Inside: How to Use a Cricut EasyPress 2
This is a sponsored conversation written by me on behalf of Cricut. The opinions and text are all mine.
I love to embellish things! Yep, whether it’s machine embroidery, appliqué, or vinyl, I like to add a little personalization.
The one area that I have never done well with is iron-on vinyl (sometimes called HTV or Heat Transfer Vinyl).
With my other machine I could never get the vinyl to stay on a t-shirt or bag. And, if my project did manage to stick to the fabric, it would start peeling away after one wash.

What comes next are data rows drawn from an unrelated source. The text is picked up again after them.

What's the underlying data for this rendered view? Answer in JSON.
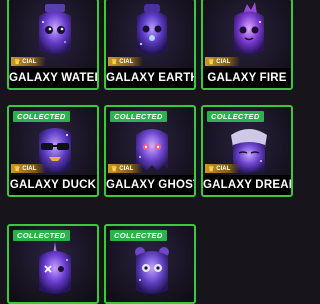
{
  "colors": {
    "card_border": "#3cc83c",
    "badge_bg": "#29b34a",
    "special_bg": "#c89a2c",
    "label_bg": "#000000"
  },
  "cards": [
    {
      "name": "GALAXY WATEF",
      "collected": "",
      "special": "CIAL",
      "icon": "galaxy-water-mascot"
    },
    {
      "name": "GALAXY EARTH",
      "collected": "",
      "special": "CIAL",
      "icon": "galaxy-earth-mascot"
    },
    {
      "name": "GALAXY FIRE",
      "collected": "",
      "special": "CIAL",
      "icon": "galaxy-fire-mascot"
    },
    {
      "name": "GALAXY DUCK",
      "collected": "COLLECTED",
      "special": "CIAL",
      "icon": "galaxy-duck-mascot"
    },
    {
      "name": "GALAXY GHOST",
      "collected": "COLLECTED",
      "special": "CIAL",
      "icon": "galaxy-ghost-mascot"
    },
    {
      "name": "GALAXY DREAM",
      "collected": "COLLECTED",
      "special": "CIAL",
      "icon": "galaxy-dream-mascot"
    },
    {
      "name": "",
      "collected": "COLLECTED",
      "special": "",
      "icon": "galaxy-unicorn-mascot"
    },
    {
      "name": "",
      "collected": "COLLECTED",
      "special": "",
      "icon": "galaxy-teddy-mascot"
    }
  ]
}
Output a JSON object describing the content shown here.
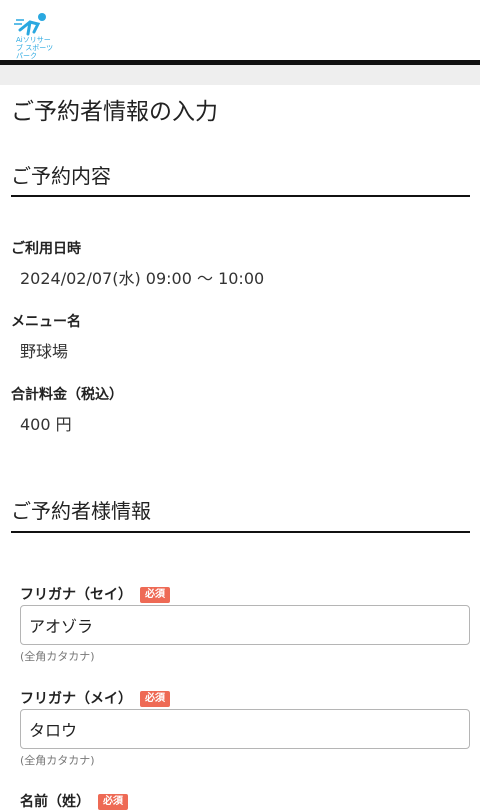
{
  "header": {
    "logo_text": "Aiソリサーブ スポーツパーク"
  },
  "page": {
    "title": "ご予約者情報の入力"
  },
  "reservation": {
    "section_title": "ご予約内容",
    "datetime_label": "ご利用日時",
    "datetime_value": "2024/02/07(水) 09:00 〜 10:00",
    "menu_label": "メニュー名",
    "menu_value": "野球場",
    "total_label": "合計料金（税込）",
    "total_value": "400 円"
  },
  "booker": {
    "section_title": "ご予約者様情報",
    "fields": [
      {
        "label": "フリガナ（セイ）",
        "required": "必須",
        "value": "アオゾラ",
        "hint": "(全角カタカナ)"
      },
      {
        "label": "フリガナ（メイ）",
        "required": "必須",
        "value": "タロウ",
        "hint": "(全角カタカナ)"
      },
      {
        "label": "名前（姓）",
        "required": "必須"
      }
    ]
  },
  "colors": {
    "accent": "#2aa8e0",
    "badge": "#ee6a55",
    "rule": "#111111"
  }
}
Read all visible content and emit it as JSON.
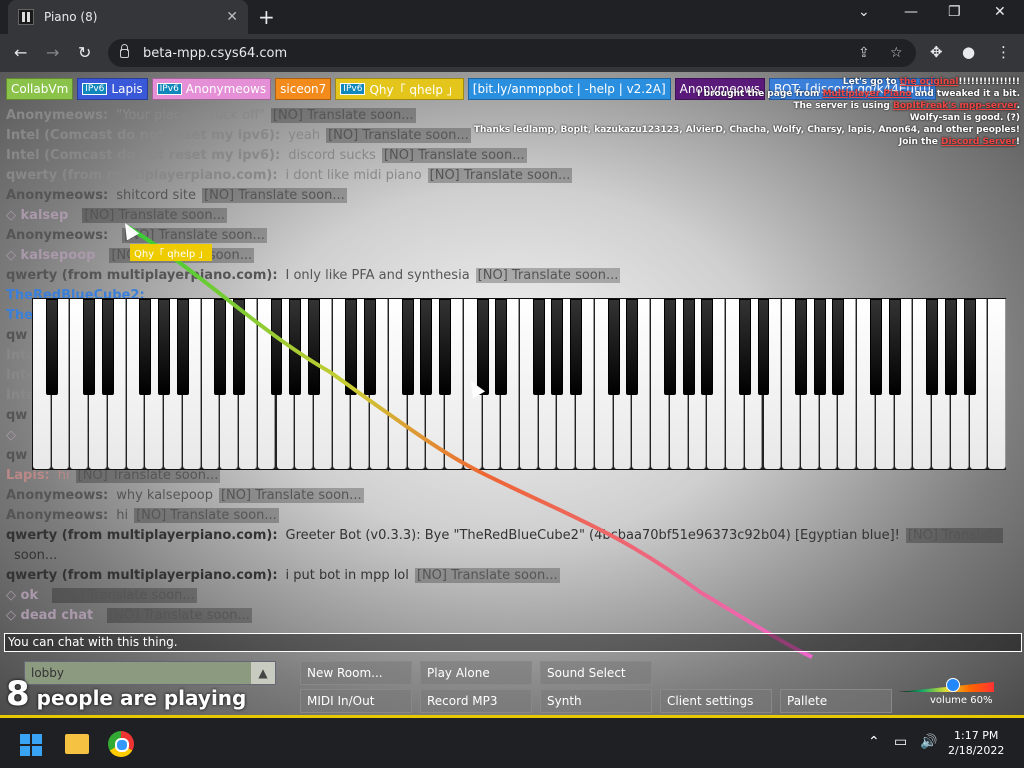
{
  "browser": {
    "tab_title": "Piano (8)",
    "url": "beta-mpp.csys64.com"
  },
  "badges": [
    {
      "label": "CollabVm",
      "color": "#8bc34a",
      "ipv6": false,
      "prefix": "Me"
    },
    {
      "label": "Lapis",
      "color": "#3a59d9",
      "ipv6": true
    },
    {
      "label": "Anonymeows",
      "color": "#e48fd6",
      "ipv6": true
    },
    {
      "label": "siceon7",
      "color": "#f28a1c",
      "ipv6": false
    },
    {
      "label": "Qhy「 qhelp 」",
      "color": "#e3c51b",
      "ipv6": true
    },
    {
      "label": "[bit.ly/anmppbot | -help | v2.2A]",
      "color": "#2b8fe0",
      "ipv6": false
    },
    {
      "label": "Anonymeows",
      "color": "#5a1a7a",
      "ipv6": false
    },
    {
      "label": "BOT: [discord.gg/k44Eutu]",
      "color": "#3a7fd9",
      "ipv6": false
    }
  ],
  "motd": {
    "line1_pre": "Let's go to ",
    "line1_link": "the original",
    "line1_post": "!!!!!!!!!!!!!!!",
    "line2_pre": "I brought the page from ",
    "line2_link": "Multiplayer Piano",
    "line2_post": " and tweaked it a bit.",
    "line3_pre": "The server is using ",
    "line3_link": "BopItFreak's mpp-server",
    "line3_post": ".",
    "line4": "Wolfy-san is good. (?)",
    "line5": "Thanks ledlamp, BopIt, kazukazu123123, AlvierD, Chacha, Wolfy, Charsy, lapis, Anon64, and other peoples!",
    "line6_pre": "Join the ",
    "line6_link": "Discord Server",
    "line6_post": "!"
  },
  "chat": [
    {
      "name": "Anonymeows:",
      "text": "\"Your place to fuck off\"",
      "tr": "[NO] Translate soon...",
      "color": "#888"
    },
    {
      "name": "Intel (Comcast do not reset my ipv6):",
      "text": "yeah",
      "tr": "[NO] Translate soon...",
      "color": "#888"
    },
    {
      "name": "Intel (Comcast do not reset my ipv6):",
      "text": "discord sucks",
      "tr": "[NO] Translate soon...",
      "color": "#888"
    },
    {
      "name": "qwerty (from multiplayerpiano.com):",
      "text": "i dont like midi piano",
      "tr": "[NO] Translate soon...",
      "color": "#888"
    },
    {
      "name": "Anonymeows:",
      "text": "shitcord site",
      "tr": "[NO] Translate soon...",
      "color": "#555"
    },
    {
      "name": "◇ kalsep",
      "text": "",
      "tr": "[NO] Translate soon...",
      "color": "#a9a"
    },
    {
      "name": "Anonymeows:",
      "text": "",
      "tr": "[NO] Translate soon...",
      "color": "#555"
    },
    {
      "name": "◇ kalsepoop",
      "text": "",
      "tr": "[NO] Translate soon...",
      "color": "#a9a"
    },
    {
      "name": "qwerty (from multiplayerpiano.com):",
      "text": "I only like PFA and synthesia",
      "tr": "[NO] Translate soon...",
      "color": "#555"
    },
    {
      "name": "TheRedBlueCube2:",
      "text": "",
      "tr": "",
      "color": "#3a7fd9"
    },
    {
      "name": "The",
      "text": "",
      "tr": "",
      "color": "#3a7fd9"
    },
    {
      "name": "qw",
      "text": "",
      "tr": "",
      "color": "#555"
    },
    {
      "name": "Intel",
      "text": "",
      "tr": "",
      "color": "#888"
    },
    {
      "name": "Intel",
      "text": "",
      "tr": "",
      "color": "#888"
    },
    {
      "name": "Intel",
      "text": "",
      "tr": "",
      "color": "#888"
    },
    {
      "name": "qw",
      "text": "",
      "tr": "",
      "color": "#555"
    },
    {
      "name": "◇",
      "text": "",
      "tr": "",
      "color": "#a9a"
    },
    {
      "name": "qw",
      "text": "",
      "tr": "",
      "color": "#555"
    },
    {
      "name": "Lapis:",
      "text": "hi",
      "tr": "[NO] Translate soon...",
      "color": "#b88"
    },
    {
      "name": "Anonymeows:",
      "text": "why kalsepoop",
      "tr": "[NO] Translate soon...",
      "color": "#555"
    },
    {
      "name": "Anonymeows:",
      "text": "hi",
      "tr": "[NO] Translate soon...",
      "color": "#555"
    },
    {
      "name": "qwerty (from multiplayerpiano.com):",
      "text": "Greeter Bot (v0.3.3): Bye \"TheRedBlueCube2\" (4bcbaa70bf51e96373c92b04) [Egyptian blue]!",
      "tr": "[NO] Translate",
      "color": "#333"
    },
    {
      "name": "",
      "text": "soon...",
      "tr": "",
      "color": "#333"
    },
    {
      "name": "qwerty (from multiplayerpiano.com):",
      "text": "i put bot in mpp lol",
      "tr": "[NO] Translate soon...",
      "color": "#333"
    },
    {
      "name": "◇ ok",
      "text": "",
      "tr": "[NO] Translate soon...",
      "color": "#a9a"
    },
    {
      "name": "◇ dead chat",
      "text": "",
      "tr": "[NO] Translate soon...",
      "color": "#a9a"
    }
  ],
  "cursor_tag": "Qhy「 qhelp 」",
  "chat_input": {
    "value": "You can chat with this thing."
  },
  "room": {
    "name": "lobby"
  },
  "playing": {
    "count": "8",
    "text": "people are playing"
  },
  "buttons": {
    "new_room": "New Room...",
    "play_alone": "Play Alone",
    "sound_select": "Sound Select",
    "midi": "MIDI In/Out",
    "record": "Record MP3",
    "synth": "Synth",
    "client_settings": "Client settings",
    "pallete": "Pallete"
  },
  "volume": {
    "label": "volume 60%",
    "level": 0.6
  },
  "taskbar": {
    "time": "1:17 PM",
    "date": "2/18/2022"
  }
}
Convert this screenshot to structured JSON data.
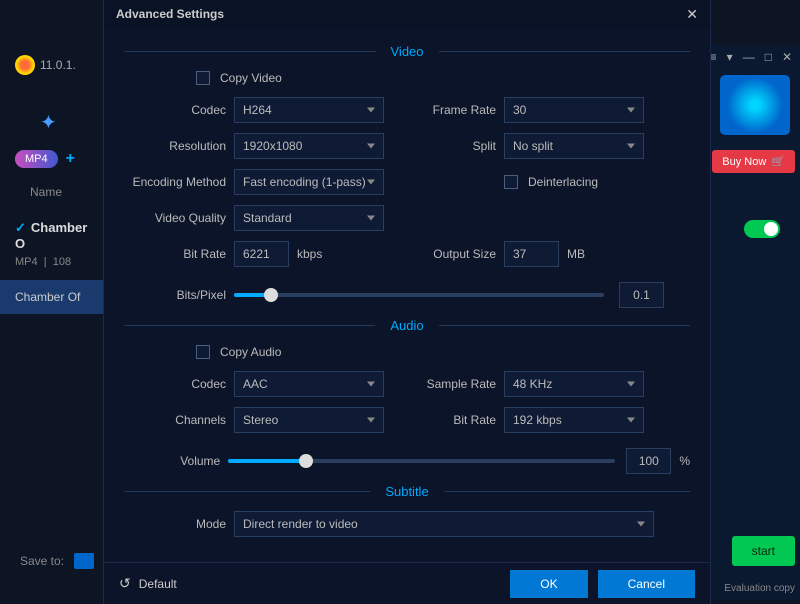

It turns out I was not applying the right amount of heat for my project. Iron-on vinyl needs a specific amount of heat + time properly applied to the base material in order for the vinyl to properly set.
The Cricut EasyPress 2 has solved this problem in a beautiful way.
What is the Cricut EasyPress 2?
In order to get iron-on vinyl to stick to things like pillows, t-shirts, and bags you have to apply heat. But, a regular iron just doesn’t cut it. The heat is too uneven so the vinyl never really sets. A large heat press could do this but these are big and get really hot.
Cricut has beautifully solved this dilemma with the EasyPress 2. It’s the combination of a traditional heat press with the convenience of an iron. When used correctly, it will give you consistent results. This version of the EasyPress heats up faster and performs better than the original version.
Image via Cricut
The Cricut EasyPress 2 is lightweight, portable, and easy to store. It comes with a Safety Base and has an automatic shut-off.
Best of all, it takes away all of the guess work on heat temperature setting and heat application time for your project. Just follow the heat and time settings found here, wait for the EasyPress 2 to beep, and your project is set!
Supplies & Materials
- SVG Design
- Everyday Iron-On Vinyl
- Standard Grip Mat
- Cricut Maker or Explore Air
- Cricut EasyPress 2
- EasyPress Mat
- T-shirt, bag, or other blank for applying vinyl
How to Use the EasyPress 2
Choose an SVG design for your project. This can be from the Design Space shop or one previously purchased.
Choose the type of iron-on vinyl you want to use. Cricut has a variety of amazing iron-on vinyl products such as glitter, foil, holographic, SportFlex, plus many more.
For my project I downloaded a simple Thanksgiving project from the Design Space shop and will be applying it to placemats. I’m using the Everyday Iron-On Classics Sampler for my vinyl.
Image via Cricut
Using a Cricut Maker or Explore Air, cut out the design onto one of the Everyday Iron-on vinyls.
Once the design is finished cutting, remove from the machine and peel away the uncut vinyl. Be sure to weed out the negative spaces.
When the design is completely weeded it will be ready to apply to your project.
Notice the leaf on the right. See how well the Cricut Maker cut out the teeny-tiny little openings.
Time to heat up the EasyPress 2.
If you use a project from Cricut’s Design Space it will include the heat setting and time. If you’re using another project, visit Cricut to find the correct settings for your project by choosing your EasyPress + heat-transfer material + base material. Click the button for either the Cricut Mat or towel and your heat settings will show.
Turn on the EasyPress 2 and choose the correct heat setting and time for your project. A green light will show when it’s ready to use.
Use a flat surface and place your project on the EasyPress Mat. If you don’t have the mat, set project on a thick towel.
Do not use an ironing board because it could absorb too much of the heat.
Be sure everything is on a stable surface that allows you to comfortably hold onto the EasyPress while applying the vinyl design to your project.
Place the EasyPress onto your project and apply firm pressure.
Hit the Cricut button and the timer will begin to count down.
When it beeps, remove the EasyPress and set it onto Safety Base.
Note: If you’re making a larger project, move the EasyPress to the next section and repeat. When finished, return to Safety Base.
Carefully remove the transfer sheet. I prefer to start at one corner and peel at an angle.
I like to peel away the transfer sheet while the project is warm. This usually gives me the best results.
Be sure to go slowly.
If you find that something isn’t adhering well, then repeat the process.
That’s all there is to it!
The EasyPress 2 also works great with Cricut’s Infusible Ink….but that’s a project for another day.
And, I have found a couple of other great ways to use this awesome tool.
It can press quilt blocks like nobody’s business AND can flawlessly fuse appliqué designs.
Imagine the possibilities!